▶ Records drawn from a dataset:
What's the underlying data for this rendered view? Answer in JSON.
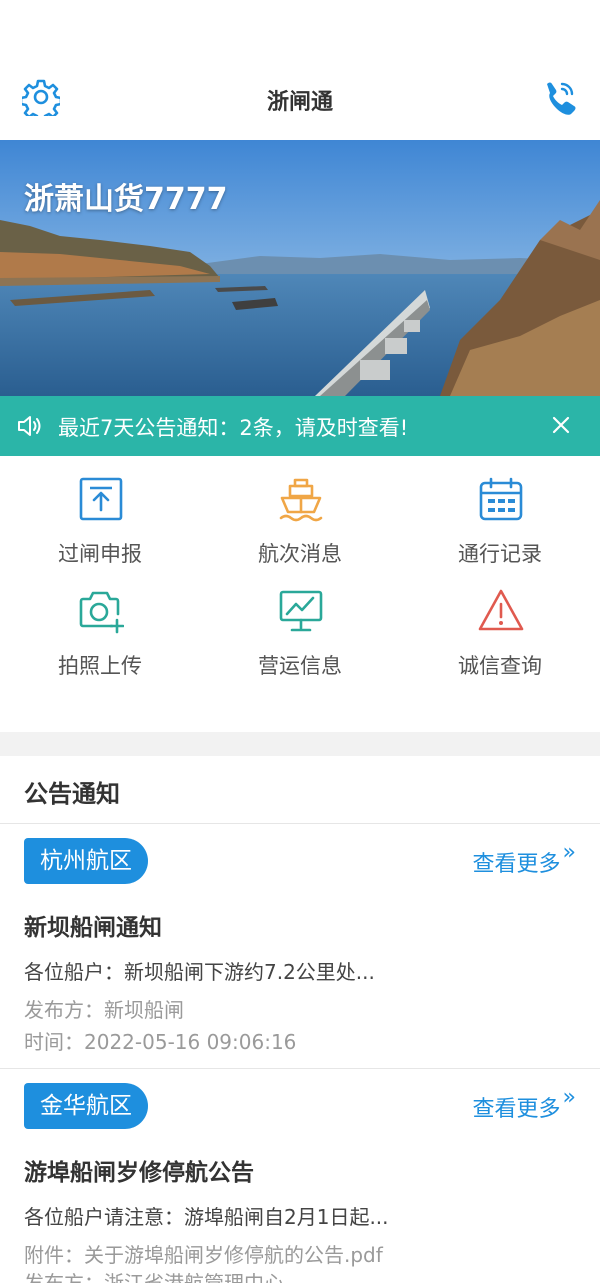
{
  "header": {
    "title": "浙闸通",
    "settings_icon": "gear-icon",
    "phone_icon": "phone-call-icon",
    "accent": "#1e8fde"
  },
  "banner": {
    "ship_name": "浙萧山货7777"
  },
  "notice_bar": {
    "text": "最近7天公告通知：2条，请及时查看!",
    "background": "#2bb5a8"
  },
  "menu": [
    {
      "label": "过闸申报",
      "icon": "upload-document-icon",
      "color": "#2a8bd6"
    },
    {
      "label": "航次消息",
      "icon": "ship-icon",
      "color": "#f0a646"
    },
    {
      "label": "通行记录",
      "icon": "calendar-icon",
      "color": "#2a8bd6"
    },
    {
      "label": "拍照上传",
      "icon": "camera-plus-icon",
      "color": "#2aa899"
    },
    {
      "label": "营运信息",
      "icon": "chart-monitor-icon",
      "color": "#2aa899"
    },
    {
      "label": "诚信查询",
      "icon": "warning-triangle-icon",
      "color": "#e05a4f"
    }
  ],
  "announcements": {
    "section_title": "公告通知",
    "more_label": "查看更多",
    "items": [
      {
        "region": "杭州航区",
        "headline": "新坝船闸通知",
        "summary": "各位船户：新坝船闸下游约7.2公里处...",
        "lines": [
          "发布方：新坝船闸",
          "时间：2022-05-16 09:06:16"
        ]
      },
      {
        "region": "金华航区",
        "headline": "游埠船闸岁修停航公告",
        "summary": "各位船户请注意：游埠船闸自2月1日起...",
        "lines": [
          "附件：关于游埠船闸岁修停航的公告.pdf",
          "发布方：浙江省港航管理中心"
        ]
      }
    ]
  }
}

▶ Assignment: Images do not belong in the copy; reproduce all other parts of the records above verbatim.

▶ Solution:
What's the underlying data for this rendered view? Answer in JSON.
{
  "header": {
    "title": "浙闸通",
    "settings_icon": "gear-icon",
    "phone_icon": "phone-call-icon",
    "accent": "#1e8fde"
  },
  "banner": {
    "ship_name": "浙萧山货7777"
  },
  "notice_bar": {
    "text": "最近7天公告通知：2条，请及时查看!",
    "background": "#2bb5a8"
  },
  "menu": [
    {
      "label": "过闸申报",
      "icon": "upload-document-icon",
      "color": "#2a8bd6"
    },
    {
      "label": "航次消息",
      "icon": "ship-icon",
      "color": "#f0a646"
    },
    {
      "label": "通行记录",
      "icon": "calendar-icon",
      "color": "#2a8bd6"
    },
    {
      "label": "拍照上传",
      "icon": "camera-plus-icon",
      "color": "#2aa899"
    },
    {
      "label": "营运信息",
      "icon": "chart-monitor-icon",
      "color": "#2aa899"
    },
    {
      "label": "诚信查询",
      "icon": "warning-triangle-icon",
      "color": "#e05a4f"
    }
  ],
  "announcements": {
    "section_title": "公告通知",
    "more_label": "查看更多",
    "items": [
      {
        "region": "杭州航区",
        "headline": "新坝船闸通知",
        "summary": "各位船户：新坝船闸下游约7.2公里处...",
        "lines": [
          "发布方：新坝船闸",
          "时间：2022-05-16 09:06:16"
        ]
      },
      {
        "region": "金华航区",
        "headline": "游埠船闸岁修停航公告",
        "summary": "各位船户请注意：游埠船闸自2月1日起...",
        "lines": [
          "附件：关于游埠船闸岁修停航的公告.pdf",
          "发布方：浙江省港航管理中心"
        ]
      }
    ]
  }
}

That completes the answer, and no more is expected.